What are mouthing and mock biting?
I’m trying to understand what mouthing and mock biting mean. Here is the context — it describes a monkey reconciliation behavior:
After a fight, stump-tailed macaques have ritualized reconciliation behaviors: the subordinate presents his rump to the dominant individual that acknowledges the gesture. The dominant male may embrace and kiss the subordinate, which will respond with “teeth chattering” and “lip smacking,” both signs of submission. Finally, the subordinate offers a hand to the dominant individual who will softly mouth or “mock bite” the hand. After this interaction, the bond is purportedly restored and the dominance hierarchy is reinforced (de Waal 1993; Srivastava 1999).
Source: Primate Fact Sheet on the Stump-tailed macaque (Macaca arctoides) at http://pin.primate.wisc.edu/factsheets/entry/stump-tailed_macaque/behav
Since the question has been downvoted and put on hold, maybe because it sounds too obvious to native English speakers, it might be useful to add that:
- I did not find anything about these expressions.
- When translated word-by-word into French, neither expression makes any sense.*
I therefore surmise that since a direct calque into French makes no sense for these terms, they must have some special non-literal/idiomatic meaning that is greater than the sum of their individual words.
The closest I can find in French for mock bite seems to be mordiller, meaning a serie of gentle bites. I could make out the sense, though I have never seen any simians (like a chimpanzee ape or a macaque monkey) doing that.
To mouth seems to mean in this context “to put one’s hand in one’s mouth” but I doubt that applies here in the case because a macaque’s hand is quite big.

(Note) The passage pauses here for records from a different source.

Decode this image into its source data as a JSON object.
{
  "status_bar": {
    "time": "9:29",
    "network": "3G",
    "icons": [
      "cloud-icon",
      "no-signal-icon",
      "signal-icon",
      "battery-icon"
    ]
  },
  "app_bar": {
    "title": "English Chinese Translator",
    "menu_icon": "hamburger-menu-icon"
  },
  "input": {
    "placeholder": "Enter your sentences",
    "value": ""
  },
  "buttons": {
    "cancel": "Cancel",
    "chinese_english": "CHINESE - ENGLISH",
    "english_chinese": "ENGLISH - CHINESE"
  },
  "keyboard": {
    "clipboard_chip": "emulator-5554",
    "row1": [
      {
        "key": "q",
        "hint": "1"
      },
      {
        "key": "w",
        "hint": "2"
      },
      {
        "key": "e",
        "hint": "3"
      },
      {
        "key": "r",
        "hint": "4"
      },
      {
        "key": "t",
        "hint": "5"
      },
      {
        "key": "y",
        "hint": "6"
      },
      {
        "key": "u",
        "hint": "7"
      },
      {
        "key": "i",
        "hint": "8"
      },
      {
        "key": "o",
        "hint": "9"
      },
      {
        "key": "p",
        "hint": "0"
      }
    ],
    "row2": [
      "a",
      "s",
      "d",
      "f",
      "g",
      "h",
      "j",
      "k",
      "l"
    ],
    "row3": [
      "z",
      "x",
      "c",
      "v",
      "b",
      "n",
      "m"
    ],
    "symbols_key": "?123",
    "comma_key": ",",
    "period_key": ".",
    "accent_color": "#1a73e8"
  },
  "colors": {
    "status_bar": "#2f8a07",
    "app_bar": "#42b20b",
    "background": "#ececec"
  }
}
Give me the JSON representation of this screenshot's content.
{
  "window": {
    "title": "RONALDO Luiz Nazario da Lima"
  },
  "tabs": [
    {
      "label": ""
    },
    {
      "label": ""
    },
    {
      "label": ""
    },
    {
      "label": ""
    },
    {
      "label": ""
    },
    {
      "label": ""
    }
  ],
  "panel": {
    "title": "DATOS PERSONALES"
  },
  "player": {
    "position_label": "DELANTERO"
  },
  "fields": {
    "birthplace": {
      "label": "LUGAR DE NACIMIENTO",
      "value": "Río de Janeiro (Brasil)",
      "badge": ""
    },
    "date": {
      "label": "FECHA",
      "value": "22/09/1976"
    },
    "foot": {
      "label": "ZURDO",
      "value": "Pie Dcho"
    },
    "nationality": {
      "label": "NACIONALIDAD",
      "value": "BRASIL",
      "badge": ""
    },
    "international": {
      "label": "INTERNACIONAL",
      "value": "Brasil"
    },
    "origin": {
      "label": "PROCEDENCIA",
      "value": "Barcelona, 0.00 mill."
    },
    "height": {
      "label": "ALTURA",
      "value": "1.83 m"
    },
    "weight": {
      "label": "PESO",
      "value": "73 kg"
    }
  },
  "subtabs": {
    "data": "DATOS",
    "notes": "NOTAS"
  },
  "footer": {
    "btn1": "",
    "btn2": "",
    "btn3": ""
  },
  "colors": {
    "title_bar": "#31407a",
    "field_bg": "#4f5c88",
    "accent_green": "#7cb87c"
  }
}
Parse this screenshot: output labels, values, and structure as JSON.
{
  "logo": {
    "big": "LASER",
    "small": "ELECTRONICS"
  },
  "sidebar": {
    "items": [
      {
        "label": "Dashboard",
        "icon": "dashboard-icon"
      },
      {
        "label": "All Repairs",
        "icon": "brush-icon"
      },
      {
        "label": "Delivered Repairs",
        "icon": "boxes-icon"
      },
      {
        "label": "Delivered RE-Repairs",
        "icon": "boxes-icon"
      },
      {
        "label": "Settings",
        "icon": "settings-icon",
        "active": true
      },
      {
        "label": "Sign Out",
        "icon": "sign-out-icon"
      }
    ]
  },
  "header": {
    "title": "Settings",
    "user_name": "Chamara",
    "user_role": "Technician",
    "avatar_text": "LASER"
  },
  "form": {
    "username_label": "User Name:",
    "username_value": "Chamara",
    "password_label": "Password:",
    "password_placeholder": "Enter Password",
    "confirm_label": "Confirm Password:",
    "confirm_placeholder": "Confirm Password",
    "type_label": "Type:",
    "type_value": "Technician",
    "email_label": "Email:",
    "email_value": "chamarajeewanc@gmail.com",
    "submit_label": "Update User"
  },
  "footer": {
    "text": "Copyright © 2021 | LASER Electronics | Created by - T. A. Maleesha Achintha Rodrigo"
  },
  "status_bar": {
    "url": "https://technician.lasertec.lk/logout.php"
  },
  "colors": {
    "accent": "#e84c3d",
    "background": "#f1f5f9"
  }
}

* As an aside, if anyone happens to know a good French equivalent for these terms, whatever they really mean in English, I'd be very interested to learn these. But I can’t translate these into French until I learn what they actually mean in English.